California: A Sesquicentennial Salute
Here’s to California!
She has stood the test of time;
Her legacy is gold abundance
In wealth and healthy clime;
Her path brought freedom West,
Her frontier leaps in Space,
All hail to California —
Port of the human race!
The second chapbook, Huntington Lyrics, was published in 2002. At the Huntington nearly every day, we had plenty of material to use. Each morning as I drove through the gates, my mood would distinctly improve, so I contributed a poem about that experience:
It separates sadness
hidden in the mountains
from essential beauty and form,
places of perplexity
from patterned harmony,
and so the dilemma from its remedy.
Threshold of determined blooming,
gateway to the perpetuation of enlivened

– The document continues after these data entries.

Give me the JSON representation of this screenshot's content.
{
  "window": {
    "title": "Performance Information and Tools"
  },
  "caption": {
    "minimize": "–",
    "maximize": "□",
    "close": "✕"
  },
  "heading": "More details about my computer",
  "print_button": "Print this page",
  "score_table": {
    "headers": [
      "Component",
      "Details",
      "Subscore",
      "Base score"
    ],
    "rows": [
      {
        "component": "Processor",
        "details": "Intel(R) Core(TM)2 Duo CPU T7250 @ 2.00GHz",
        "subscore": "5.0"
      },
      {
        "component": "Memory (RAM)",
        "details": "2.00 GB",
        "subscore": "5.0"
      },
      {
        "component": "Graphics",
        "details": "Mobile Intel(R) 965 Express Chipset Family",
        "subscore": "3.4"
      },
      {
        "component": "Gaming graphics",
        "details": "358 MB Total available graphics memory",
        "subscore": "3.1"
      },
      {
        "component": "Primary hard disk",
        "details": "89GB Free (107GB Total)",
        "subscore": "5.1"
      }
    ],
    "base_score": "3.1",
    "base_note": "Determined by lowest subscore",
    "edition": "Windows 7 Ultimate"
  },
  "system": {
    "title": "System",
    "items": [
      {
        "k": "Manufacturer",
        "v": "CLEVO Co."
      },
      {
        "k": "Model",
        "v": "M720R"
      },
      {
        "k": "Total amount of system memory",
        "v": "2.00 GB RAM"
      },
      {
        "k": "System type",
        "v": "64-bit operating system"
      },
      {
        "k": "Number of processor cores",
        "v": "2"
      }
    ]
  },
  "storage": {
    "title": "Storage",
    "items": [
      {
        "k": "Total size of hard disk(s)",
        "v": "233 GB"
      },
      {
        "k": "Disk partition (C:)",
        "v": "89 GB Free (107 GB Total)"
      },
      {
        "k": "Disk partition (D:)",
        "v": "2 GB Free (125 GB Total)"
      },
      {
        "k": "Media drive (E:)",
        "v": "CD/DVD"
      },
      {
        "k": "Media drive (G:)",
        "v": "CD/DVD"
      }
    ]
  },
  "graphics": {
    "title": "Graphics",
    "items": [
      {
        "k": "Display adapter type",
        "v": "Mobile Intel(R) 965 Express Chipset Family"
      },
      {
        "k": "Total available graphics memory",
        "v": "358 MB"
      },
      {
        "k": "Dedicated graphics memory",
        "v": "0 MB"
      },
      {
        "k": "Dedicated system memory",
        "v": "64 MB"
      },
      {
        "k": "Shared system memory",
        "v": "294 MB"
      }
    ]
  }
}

air; this world is categorized
for sun, for green, and for perception.
Find hope, all who enter here.
Dimness is abandoned,
and born, the realization of light.
The third chapbook, Garden Lyrics, gave us the chance to write some poems for our “Centennial Salute to William Hertrich,” the man who designed the Botanical Gardens. Christopher Adde, a staff member at the library, wrote one of his typically pleasant and celebratory poems:
In the Garden
The people come as one assumes
To view the plants and vivid blooms
But there are those who much like me
Take joy in butterfly and bee
And birds that tend their latest brood
While Mantid poise in search of food
What wondrous sights this garden brings
Wildlife that scurries, chirps and sings
Lizards lazing in the sun
Turtles playing having fun
Squirrels dashing all day long
Amid the cheerful human throng.
The poets are still meeting; members come and go. I heard rumors of a new chapbook, but I have not confirmed them. Some of the group’s luminaries have departed this earth for the final Paradise. I think of them tonight and hear their voices, the individual cadences of each one reading a sublime and essential poem.